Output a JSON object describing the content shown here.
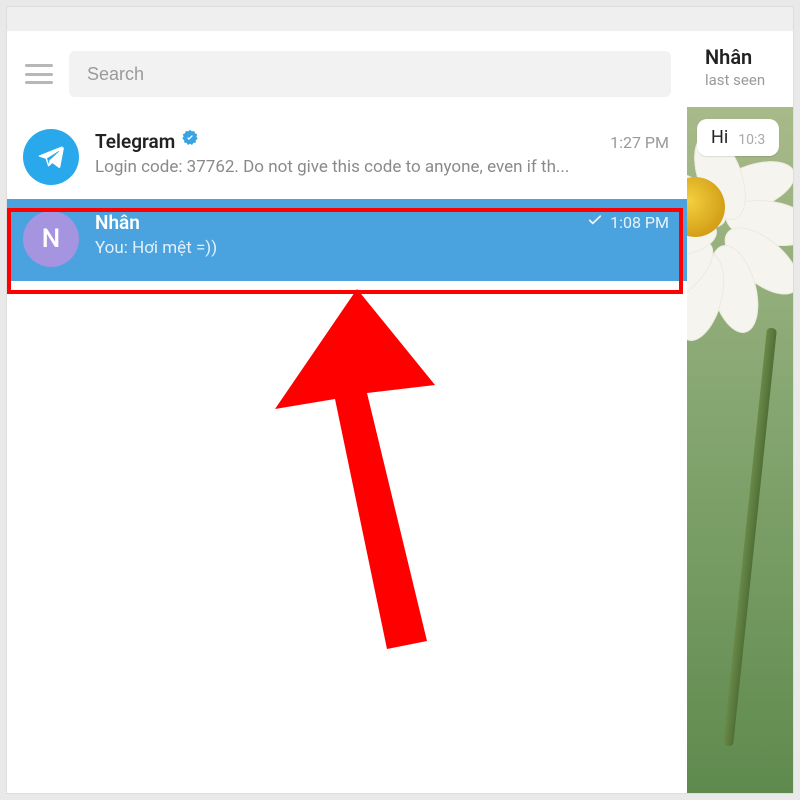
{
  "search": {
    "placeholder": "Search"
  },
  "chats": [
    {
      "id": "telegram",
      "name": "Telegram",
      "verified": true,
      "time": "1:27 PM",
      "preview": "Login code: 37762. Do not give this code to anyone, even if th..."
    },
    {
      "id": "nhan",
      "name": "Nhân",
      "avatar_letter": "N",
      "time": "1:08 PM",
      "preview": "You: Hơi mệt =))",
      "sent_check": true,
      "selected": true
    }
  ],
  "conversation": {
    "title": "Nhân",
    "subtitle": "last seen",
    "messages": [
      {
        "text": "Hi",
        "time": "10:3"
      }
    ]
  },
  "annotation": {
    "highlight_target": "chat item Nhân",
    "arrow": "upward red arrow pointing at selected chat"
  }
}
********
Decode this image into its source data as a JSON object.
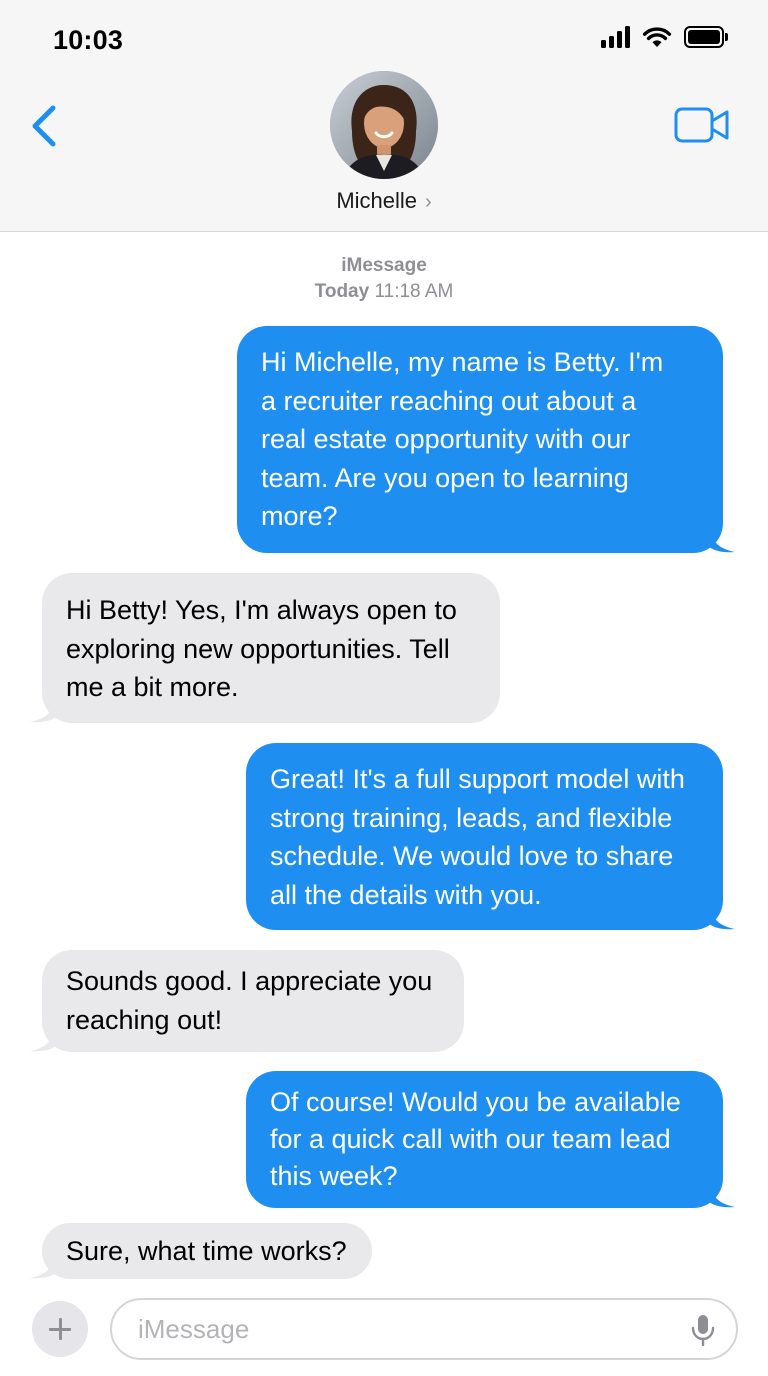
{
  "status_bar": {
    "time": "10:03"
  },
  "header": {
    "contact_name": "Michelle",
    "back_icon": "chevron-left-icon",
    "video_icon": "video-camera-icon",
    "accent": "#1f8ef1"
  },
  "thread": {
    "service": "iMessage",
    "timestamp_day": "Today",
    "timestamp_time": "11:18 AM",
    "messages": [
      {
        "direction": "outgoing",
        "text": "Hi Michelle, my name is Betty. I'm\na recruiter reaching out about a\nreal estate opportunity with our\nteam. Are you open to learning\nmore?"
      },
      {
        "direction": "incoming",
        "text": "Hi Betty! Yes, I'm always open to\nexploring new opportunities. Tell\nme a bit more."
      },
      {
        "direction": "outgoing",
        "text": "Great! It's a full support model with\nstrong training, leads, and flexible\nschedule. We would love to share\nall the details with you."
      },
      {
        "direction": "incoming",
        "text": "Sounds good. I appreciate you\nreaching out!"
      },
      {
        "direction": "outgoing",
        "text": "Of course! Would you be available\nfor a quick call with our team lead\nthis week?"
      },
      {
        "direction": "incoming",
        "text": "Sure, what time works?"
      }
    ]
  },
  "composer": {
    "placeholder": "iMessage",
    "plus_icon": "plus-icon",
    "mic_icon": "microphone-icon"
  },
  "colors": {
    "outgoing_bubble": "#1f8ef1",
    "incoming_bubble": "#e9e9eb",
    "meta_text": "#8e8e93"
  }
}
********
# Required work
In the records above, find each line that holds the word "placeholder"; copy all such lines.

# Answer to the problem
    "placeholder": "Search"
    "placeholder": "iMessage",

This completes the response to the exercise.